Square sheet of paper–
folded, suddenly wakes up.
Good morning, Rooster.
I wasn’t really intending to read more haiku this week with the boys but then we ended up spending time with Grandfather’s Journey this week. I usually plan out books ahead of time to go along with our Five in a Row book but this time I ran out of time before my library trip. So I just quickly browsed through the library shelves. I’m a planner but this was a good reminder that sometimes it’s nice to just wander. I ended up finding two great accompaniments to both our time in Japan and our recent study of poetry.
The first was this book by Kristine O’Connell George that follows a little boy as he makes a menagerie of origami animals.
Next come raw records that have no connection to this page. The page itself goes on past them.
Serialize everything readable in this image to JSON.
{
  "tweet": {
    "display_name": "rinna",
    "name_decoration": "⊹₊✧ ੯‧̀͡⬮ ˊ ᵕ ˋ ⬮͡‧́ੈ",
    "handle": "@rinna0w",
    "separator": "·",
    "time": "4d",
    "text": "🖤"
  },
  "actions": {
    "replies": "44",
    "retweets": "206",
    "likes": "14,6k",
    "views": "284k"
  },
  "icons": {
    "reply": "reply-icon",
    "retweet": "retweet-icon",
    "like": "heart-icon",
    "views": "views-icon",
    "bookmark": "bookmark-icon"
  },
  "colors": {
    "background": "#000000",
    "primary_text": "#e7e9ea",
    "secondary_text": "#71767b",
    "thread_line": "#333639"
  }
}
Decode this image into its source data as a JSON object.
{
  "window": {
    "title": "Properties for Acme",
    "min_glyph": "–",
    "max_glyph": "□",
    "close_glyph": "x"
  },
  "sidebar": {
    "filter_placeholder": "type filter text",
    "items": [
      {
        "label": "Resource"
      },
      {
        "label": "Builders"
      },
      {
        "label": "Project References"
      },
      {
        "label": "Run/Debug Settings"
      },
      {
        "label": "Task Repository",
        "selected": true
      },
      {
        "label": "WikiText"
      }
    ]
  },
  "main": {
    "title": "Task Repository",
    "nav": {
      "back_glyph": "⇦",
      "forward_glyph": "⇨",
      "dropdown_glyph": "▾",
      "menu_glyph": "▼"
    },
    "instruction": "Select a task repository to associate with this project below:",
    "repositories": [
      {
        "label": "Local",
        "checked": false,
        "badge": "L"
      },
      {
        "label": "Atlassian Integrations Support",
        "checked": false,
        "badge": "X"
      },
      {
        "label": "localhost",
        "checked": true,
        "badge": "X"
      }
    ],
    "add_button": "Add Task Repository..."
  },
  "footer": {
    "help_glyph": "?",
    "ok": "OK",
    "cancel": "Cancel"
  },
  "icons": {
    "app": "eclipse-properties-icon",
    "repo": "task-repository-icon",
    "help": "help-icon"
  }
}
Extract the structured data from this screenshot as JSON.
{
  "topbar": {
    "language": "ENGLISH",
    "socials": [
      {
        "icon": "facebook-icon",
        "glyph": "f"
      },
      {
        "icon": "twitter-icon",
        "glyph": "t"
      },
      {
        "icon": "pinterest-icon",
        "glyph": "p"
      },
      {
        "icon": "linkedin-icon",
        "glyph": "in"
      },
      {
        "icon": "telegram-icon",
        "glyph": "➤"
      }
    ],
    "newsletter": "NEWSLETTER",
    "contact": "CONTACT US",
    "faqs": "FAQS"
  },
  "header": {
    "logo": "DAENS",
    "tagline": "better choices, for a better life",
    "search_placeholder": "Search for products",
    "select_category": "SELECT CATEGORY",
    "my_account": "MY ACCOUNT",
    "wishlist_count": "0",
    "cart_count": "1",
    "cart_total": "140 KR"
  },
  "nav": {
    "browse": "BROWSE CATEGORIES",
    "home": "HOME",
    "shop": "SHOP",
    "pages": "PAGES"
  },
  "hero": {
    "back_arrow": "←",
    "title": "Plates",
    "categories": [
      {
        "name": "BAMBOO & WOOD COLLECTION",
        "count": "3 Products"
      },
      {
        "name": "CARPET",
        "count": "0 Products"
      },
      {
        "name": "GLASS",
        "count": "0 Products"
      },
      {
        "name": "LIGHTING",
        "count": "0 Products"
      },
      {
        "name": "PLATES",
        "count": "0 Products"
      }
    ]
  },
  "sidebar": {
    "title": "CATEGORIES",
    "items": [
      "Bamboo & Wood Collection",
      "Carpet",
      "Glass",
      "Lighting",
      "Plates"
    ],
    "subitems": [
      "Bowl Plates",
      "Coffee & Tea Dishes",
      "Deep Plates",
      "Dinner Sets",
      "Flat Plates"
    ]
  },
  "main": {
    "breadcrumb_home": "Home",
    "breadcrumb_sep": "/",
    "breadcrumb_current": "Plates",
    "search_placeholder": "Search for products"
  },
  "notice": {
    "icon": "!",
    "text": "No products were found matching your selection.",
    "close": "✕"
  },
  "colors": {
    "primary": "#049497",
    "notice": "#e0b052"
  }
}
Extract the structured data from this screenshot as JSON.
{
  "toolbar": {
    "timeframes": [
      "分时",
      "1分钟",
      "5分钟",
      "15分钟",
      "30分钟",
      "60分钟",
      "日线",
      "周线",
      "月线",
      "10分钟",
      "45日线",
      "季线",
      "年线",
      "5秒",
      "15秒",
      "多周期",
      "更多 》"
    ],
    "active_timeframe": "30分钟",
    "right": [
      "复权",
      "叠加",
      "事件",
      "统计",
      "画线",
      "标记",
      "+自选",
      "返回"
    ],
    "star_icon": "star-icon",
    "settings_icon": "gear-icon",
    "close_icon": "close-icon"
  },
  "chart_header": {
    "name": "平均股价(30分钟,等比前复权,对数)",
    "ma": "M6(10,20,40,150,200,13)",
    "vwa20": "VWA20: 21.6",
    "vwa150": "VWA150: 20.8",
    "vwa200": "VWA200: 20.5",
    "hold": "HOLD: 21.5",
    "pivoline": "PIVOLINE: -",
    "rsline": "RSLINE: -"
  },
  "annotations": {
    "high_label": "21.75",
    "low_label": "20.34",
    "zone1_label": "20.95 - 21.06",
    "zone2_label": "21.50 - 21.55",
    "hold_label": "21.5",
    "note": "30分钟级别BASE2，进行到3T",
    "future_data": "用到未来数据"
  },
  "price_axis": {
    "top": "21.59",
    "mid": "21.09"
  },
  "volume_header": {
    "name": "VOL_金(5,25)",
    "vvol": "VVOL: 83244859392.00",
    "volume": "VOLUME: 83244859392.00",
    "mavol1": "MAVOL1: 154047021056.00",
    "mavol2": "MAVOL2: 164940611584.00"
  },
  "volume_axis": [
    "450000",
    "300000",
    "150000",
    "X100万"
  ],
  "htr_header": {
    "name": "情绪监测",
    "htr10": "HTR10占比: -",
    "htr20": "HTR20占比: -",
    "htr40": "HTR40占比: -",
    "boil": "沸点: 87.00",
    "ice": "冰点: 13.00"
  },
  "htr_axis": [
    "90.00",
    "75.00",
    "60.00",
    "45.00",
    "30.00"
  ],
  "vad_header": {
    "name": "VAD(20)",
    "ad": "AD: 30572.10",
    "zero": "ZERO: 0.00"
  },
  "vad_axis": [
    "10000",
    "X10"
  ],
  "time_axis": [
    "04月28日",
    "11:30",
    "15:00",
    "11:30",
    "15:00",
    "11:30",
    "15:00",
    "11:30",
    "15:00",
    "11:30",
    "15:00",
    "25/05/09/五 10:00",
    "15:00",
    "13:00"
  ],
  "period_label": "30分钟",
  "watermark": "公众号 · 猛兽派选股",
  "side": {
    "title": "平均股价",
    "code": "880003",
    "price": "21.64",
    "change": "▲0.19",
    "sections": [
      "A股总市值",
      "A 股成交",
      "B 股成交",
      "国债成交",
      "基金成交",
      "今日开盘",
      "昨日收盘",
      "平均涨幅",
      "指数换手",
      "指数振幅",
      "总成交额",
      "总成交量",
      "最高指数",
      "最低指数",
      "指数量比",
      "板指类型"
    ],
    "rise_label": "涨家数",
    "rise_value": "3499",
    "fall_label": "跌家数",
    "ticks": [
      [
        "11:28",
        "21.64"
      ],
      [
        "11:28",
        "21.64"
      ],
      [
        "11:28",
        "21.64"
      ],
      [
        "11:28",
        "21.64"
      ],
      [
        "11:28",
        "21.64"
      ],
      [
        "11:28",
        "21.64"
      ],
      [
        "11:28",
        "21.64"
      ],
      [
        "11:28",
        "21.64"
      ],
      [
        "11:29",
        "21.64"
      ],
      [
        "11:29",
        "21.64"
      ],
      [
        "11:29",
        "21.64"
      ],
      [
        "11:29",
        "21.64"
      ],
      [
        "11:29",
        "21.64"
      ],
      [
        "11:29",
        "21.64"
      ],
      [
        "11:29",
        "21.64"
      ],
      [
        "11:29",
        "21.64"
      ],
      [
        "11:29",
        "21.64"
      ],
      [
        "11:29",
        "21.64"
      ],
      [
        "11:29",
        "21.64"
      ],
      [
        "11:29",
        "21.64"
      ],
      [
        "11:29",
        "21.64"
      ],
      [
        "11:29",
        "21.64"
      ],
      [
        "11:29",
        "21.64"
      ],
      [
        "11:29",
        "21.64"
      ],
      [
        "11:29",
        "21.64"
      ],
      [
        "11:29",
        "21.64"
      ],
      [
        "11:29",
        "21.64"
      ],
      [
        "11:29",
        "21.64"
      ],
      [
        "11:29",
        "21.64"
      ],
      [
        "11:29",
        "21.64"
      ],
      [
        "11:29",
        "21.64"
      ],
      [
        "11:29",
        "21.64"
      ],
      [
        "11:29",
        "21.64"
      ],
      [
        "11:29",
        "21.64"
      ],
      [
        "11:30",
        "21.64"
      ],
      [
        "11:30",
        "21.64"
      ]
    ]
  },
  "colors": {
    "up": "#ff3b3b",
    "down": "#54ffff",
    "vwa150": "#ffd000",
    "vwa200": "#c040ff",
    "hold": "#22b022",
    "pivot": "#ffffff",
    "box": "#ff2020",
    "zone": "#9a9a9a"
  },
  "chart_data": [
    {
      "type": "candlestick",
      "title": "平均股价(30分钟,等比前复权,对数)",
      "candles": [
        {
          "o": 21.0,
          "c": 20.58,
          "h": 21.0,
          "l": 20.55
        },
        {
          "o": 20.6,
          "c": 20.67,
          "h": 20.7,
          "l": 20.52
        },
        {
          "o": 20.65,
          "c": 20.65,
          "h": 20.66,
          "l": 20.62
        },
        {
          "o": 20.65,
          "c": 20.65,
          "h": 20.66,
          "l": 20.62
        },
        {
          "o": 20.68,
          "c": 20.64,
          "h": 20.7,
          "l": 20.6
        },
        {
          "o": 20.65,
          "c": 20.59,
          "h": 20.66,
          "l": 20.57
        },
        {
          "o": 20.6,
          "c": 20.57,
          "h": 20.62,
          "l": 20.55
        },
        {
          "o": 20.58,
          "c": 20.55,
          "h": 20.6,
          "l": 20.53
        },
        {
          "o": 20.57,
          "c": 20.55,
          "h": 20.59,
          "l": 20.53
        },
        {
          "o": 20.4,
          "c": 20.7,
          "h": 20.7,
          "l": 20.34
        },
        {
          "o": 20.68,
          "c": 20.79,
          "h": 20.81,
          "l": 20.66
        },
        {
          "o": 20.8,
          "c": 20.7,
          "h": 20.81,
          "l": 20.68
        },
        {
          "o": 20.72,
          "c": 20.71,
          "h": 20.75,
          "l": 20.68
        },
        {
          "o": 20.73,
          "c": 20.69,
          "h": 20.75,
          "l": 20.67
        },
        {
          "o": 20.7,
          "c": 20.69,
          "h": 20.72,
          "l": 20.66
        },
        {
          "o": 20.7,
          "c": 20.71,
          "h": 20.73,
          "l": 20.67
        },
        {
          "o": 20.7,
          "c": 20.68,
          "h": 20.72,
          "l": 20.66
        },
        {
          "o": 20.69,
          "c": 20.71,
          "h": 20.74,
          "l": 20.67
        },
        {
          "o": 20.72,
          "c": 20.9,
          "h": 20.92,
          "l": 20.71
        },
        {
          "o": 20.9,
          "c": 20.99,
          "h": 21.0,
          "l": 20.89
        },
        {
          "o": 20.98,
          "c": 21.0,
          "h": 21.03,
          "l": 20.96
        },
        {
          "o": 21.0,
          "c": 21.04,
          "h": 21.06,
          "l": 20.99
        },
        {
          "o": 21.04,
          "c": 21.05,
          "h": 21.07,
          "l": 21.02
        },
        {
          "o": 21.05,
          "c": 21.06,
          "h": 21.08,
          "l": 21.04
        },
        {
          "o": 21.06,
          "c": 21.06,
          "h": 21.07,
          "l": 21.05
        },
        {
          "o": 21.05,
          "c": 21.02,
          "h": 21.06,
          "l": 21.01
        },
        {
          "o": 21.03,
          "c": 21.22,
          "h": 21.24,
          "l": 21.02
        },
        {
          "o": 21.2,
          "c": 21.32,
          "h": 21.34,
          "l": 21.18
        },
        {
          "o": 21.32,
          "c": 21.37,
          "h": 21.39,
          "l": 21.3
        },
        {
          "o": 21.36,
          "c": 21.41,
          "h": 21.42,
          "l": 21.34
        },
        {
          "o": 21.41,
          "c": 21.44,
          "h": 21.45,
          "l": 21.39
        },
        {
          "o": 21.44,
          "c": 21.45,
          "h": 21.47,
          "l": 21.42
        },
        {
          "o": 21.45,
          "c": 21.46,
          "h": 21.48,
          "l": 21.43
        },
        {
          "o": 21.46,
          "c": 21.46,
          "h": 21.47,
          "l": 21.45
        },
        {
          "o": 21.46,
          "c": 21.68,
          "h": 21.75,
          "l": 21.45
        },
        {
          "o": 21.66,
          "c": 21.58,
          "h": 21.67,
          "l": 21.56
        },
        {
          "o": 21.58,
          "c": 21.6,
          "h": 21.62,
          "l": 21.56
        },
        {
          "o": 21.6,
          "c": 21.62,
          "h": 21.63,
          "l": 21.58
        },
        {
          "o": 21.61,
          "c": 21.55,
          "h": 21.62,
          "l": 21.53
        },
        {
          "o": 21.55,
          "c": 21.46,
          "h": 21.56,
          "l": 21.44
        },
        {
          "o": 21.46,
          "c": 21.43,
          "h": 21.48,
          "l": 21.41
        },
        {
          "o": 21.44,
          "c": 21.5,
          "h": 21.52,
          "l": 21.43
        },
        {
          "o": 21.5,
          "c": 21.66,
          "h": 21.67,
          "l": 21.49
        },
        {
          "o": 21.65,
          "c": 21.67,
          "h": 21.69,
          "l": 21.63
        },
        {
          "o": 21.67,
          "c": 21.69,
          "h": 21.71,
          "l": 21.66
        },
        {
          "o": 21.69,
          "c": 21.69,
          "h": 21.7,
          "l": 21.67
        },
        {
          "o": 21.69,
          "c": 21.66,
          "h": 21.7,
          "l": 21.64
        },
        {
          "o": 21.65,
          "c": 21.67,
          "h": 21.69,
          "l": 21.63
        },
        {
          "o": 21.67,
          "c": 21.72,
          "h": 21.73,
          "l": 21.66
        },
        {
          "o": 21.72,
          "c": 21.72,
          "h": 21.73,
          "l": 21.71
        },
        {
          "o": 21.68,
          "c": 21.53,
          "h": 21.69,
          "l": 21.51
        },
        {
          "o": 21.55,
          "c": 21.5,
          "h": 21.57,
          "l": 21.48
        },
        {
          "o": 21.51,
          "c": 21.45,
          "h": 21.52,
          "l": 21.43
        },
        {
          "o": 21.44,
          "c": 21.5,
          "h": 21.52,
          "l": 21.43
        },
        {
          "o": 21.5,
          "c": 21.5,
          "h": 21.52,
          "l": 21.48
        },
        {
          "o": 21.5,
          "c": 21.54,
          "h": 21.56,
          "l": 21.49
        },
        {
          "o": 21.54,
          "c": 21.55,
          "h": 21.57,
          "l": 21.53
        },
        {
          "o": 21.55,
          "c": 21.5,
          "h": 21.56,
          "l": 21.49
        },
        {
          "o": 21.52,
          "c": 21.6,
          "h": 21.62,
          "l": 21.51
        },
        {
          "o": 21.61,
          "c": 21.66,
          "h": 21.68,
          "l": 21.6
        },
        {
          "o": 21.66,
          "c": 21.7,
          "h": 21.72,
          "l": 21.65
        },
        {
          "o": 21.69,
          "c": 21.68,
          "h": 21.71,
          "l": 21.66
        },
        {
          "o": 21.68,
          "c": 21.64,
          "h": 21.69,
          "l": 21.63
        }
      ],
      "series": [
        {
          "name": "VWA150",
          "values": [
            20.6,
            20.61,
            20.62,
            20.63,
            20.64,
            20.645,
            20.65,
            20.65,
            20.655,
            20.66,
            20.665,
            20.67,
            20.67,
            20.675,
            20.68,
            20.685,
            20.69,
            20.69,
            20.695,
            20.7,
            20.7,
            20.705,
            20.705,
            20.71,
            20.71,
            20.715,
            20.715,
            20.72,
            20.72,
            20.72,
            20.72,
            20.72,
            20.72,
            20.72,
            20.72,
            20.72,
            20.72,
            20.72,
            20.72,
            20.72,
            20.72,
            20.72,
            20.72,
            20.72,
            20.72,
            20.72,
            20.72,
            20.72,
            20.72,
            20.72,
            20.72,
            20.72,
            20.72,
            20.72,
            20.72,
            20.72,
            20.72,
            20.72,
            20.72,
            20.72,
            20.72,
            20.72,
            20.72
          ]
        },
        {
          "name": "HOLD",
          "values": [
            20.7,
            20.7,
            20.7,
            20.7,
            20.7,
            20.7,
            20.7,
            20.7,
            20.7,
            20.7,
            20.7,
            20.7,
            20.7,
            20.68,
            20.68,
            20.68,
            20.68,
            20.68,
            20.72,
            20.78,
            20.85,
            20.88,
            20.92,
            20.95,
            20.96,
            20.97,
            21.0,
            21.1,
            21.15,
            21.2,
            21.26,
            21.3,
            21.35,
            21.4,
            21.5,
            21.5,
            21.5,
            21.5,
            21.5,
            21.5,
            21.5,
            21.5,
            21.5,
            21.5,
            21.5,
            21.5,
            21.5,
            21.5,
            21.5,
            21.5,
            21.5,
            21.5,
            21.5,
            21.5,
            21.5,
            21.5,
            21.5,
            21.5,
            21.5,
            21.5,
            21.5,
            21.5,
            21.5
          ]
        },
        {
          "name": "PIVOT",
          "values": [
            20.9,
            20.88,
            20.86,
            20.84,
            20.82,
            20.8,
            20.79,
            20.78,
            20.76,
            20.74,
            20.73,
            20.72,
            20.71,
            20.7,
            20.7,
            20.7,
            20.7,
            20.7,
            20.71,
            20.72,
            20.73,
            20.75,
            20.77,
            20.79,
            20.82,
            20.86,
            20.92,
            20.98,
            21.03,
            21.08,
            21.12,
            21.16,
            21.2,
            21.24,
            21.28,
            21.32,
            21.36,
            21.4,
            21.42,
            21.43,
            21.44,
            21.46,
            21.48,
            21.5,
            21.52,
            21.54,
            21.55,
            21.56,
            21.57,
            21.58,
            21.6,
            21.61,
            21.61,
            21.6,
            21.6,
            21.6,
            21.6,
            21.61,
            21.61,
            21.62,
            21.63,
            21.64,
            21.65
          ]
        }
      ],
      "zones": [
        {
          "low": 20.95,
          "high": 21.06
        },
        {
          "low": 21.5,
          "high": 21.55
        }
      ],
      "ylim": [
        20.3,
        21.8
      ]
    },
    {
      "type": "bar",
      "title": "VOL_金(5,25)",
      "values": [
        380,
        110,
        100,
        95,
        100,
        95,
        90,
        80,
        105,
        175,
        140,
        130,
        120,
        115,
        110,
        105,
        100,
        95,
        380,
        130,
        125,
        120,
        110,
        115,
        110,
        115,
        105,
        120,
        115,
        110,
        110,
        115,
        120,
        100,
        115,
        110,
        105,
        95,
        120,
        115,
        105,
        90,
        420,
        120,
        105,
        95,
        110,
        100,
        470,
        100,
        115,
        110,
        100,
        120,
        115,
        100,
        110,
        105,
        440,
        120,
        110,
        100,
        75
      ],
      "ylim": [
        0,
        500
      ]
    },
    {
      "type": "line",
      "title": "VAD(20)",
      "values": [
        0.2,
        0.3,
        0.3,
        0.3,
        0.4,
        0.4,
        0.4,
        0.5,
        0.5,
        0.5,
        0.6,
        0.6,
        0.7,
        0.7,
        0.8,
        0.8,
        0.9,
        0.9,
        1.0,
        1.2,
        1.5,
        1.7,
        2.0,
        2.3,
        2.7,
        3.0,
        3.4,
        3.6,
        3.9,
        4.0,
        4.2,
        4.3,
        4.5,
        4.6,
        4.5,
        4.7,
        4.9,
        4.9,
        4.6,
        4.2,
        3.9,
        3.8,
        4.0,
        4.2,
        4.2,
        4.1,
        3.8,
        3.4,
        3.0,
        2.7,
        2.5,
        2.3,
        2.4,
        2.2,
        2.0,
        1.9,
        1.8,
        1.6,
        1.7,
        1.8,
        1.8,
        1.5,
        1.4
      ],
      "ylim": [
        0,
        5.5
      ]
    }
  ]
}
Each page has a short poem. The combination of the origami and poetry works well and the pictures that follow the boy through his day give a sense of continuity to the poems.
I had never heard of the concept of “wabi-sabi”before reading this book by Mark Reibstein. From Wikipedia:
Wabi-sabi is the most conspicuous and characteristic feature of traditional Japanese beauty and it occupies roughly the same position in the Japanese pantheon of aesthetic values as do the Greek ideals of beauty and perfection in the West.” “if an object or expression can bring about, within us, a sense of serene melancholy and a spiritual longing, then that object could be said to be wabi-sabi.” “[Wabi-sabi] nurtures all that is authentic by acknowledging three simple realities: nothing lasts, nothing is finished, and nothing is perfect.
If that doesn’t make it clear, this book does make clear that the concept is nothing if not difficult to define. In it a cat named Wabi-sabi overhears her master asked by a visitor from a foreign land what her name means. When the master replies that “it is hard to explain” Wabi-sabi goes on a journey to see if she can discover the meaning for herself.
This book has many layers. On the surface is the story of the cat and her journey. Each time she asks a different creature about her name the answer is given in a haiku. Each page also has a line of Japanese writing. At the end of the book there is a short discussion on haiku where the reader discovers that those lines are haiku by either Basho or Shiki . The poems are translated on the end pages. Ed Young’s paper collage illustrations are beautiful and complement the text. The book also opens to read top to bottom which adds to the experience. All in all, it’s a beautiful book and one that I’m very glad I stumbled upon.
Poetry Friday is hosted this week by Check It Out.